| Exercise instructions |
As you look over the data below, please find each line where the word "time" appears, then copy it.

━━━━━━━━━━━━━━━━━━━━

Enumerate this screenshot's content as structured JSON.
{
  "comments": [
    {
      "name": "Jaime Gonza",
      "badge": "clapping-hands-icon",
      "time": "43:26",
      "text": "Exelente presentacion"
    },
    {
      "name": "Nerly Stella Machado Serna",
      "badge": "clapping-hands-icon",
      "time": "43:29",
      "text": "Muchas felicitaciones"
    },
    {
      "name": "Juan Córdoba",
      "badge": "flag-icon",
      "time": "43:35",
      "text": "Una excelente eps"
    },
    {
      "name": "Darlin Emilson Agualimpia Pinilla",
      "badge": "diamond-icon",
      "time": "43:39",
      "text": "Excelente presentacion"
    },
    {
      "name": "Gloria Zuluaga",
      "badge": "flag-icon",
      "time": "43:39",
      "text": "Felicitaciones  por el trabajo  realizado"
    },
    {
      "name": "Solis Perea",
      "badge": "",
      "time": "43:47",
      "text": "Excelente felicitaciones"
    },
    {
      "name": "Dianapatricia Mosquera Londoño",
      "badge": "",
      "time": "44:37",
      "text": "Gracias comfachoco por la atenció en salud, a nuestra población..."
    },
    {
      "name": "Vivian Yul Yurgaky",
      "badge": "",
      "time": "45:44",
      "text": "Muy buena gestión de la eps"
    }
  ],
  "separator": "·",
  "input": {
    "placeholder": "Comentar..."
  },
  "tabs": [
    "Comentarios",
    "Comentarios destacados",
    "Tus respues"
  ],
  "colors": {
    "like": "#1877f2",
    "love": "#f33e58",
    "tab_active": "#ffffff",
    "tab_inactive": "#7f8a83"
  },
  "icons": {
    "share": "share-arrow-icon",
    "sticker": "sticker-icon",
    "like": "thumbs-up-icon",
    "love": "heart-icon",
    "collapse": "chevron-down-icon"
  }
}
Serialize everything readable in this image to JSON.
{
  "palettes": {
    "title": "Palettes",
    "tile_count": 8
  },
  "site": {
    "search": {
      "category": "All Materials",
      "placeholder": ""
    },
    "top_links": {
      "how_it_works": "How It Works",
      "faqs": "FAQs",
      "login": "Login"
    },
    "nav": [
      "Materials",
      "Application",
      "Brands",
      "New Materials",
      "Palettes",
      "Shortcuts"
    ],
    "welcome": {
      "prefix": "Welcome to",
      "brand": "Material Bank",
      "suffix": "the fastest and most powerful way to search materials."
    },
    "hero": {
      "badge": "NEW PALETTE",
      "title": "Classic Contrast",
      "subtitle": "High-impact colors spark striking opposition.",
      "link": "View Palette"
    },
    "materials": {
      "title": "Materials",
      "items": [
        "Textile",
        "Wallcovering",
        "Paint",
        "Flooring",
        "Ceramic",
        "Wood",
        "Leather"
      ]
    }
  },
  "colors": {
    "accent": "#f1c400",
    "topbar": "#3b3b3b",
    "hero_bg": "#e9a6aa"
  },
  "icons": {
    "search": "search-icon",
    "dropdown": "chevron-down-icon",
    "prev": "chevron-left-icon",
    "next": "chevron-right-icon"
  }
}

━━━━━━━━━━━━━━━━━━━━

| Answer space |
      "time": "43:26",
      "time": "43:29",
      "time": "43:35",
      "time": "43:39",
      "time": "43:39",
      "time": "43:47",
      "time": "44:37",
      "time": "45:44",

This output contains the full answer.